** Task to complete **
If a record below holds a picture, leave the picture out and copy the rest exactly.

** Entries provided **
^^^^
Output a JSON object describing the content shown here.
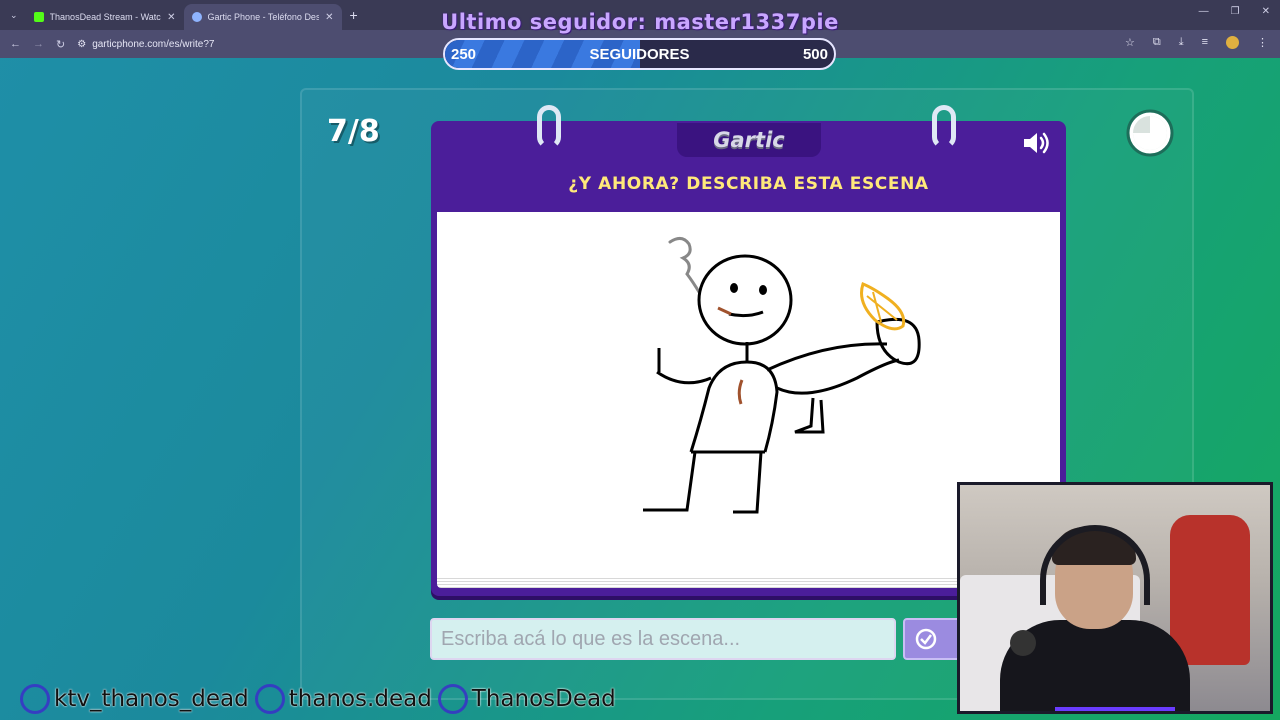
{
  "browser": {
    "tabs": [
      {
        "title": "ThanosDead Stream - Watch Li",
        "active": false,
        "favicon_color": "#53fc18"
      },
      {
        "title": "Gartic Phone - Teléfono Descor",
        "active": true,
        "favicon_color": "#8fb4ff"
      }
    ],
    "new_tab": "+",
    "url": "garticphone.com/es/write?7"
  },
  "overlay": {
    "last_follower": "Ultimo seguidor: master1337pie",
    "followers_label": "SEGUIDORES",
    "followers_current": "250",
    "followers_goal": "500",
    "followers_progress": 0.5,
    "socials": [
      {
        "name": "ktv_thanos_dead",
        "icon": "kick-icon"
      },
      {
        "name": "thanos.dead",
        "icon": "tiktok-icon"
      },
      {
        "name": "ThanosDead",
        "icon": "twitch-icon"
      }
    ]
  },
  "game": {
    "round": "7/8",
    "logo": "Gartic",
    "prompt": "¿Y AHORA? DESCRIBA ESTA ESCENA",
    "answer_placeholder": "Escriba acá lo que es la escena...",
    "accent": "#4b1e9a",
    "prompt_color": "#ffe97a"
  }
}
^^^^
** Exercise result **
Output a JSON object describing the content shown here.
{
  "browser": {
    "tabs": [
      {
        "title": "ThanosDead Stream - Watch Li",
        "active": false,
        "favicon_color": "#53fc18"
      },
      {
        "title": "Gartic Phone - Teléfono Descor",
        "active": true,
        "favicon_color": "#8fb4ff"
      }
    ],
    "new_tab": "+",
    "url": "garticphone.com/es/write?7"
  },
  "overlay": {
    "last_follower": "Ultimo seguidor: master1337pie",
    "followers_label": "SEGUIDORES",
    "followers_current": "250",
    "followers_goal": "500",
    "followers_progress": 0.5,
    "socials": [
      {
        "name": "ktv_thanos_dead",
        "icon": "kick-icon"
      },
      {
        "name": "thanos.dead",
        "icon": "tiktok-icon"
      },
      {
        "name": "ThanosDead",
        "icon": "twitch-icon"
      }
    ]
  },
  "game": {
    "round": "7/8",
    "logo": "Gartic",
    "prompt": "¿Y AHORA? DESCRIBA ESTA ESCENA",
    "answer_placeholder": "Escriba acá lo que es la escena...",
    "accent": "#4b1e9a",
    "prompt_color": "#ffe97a"
  }
}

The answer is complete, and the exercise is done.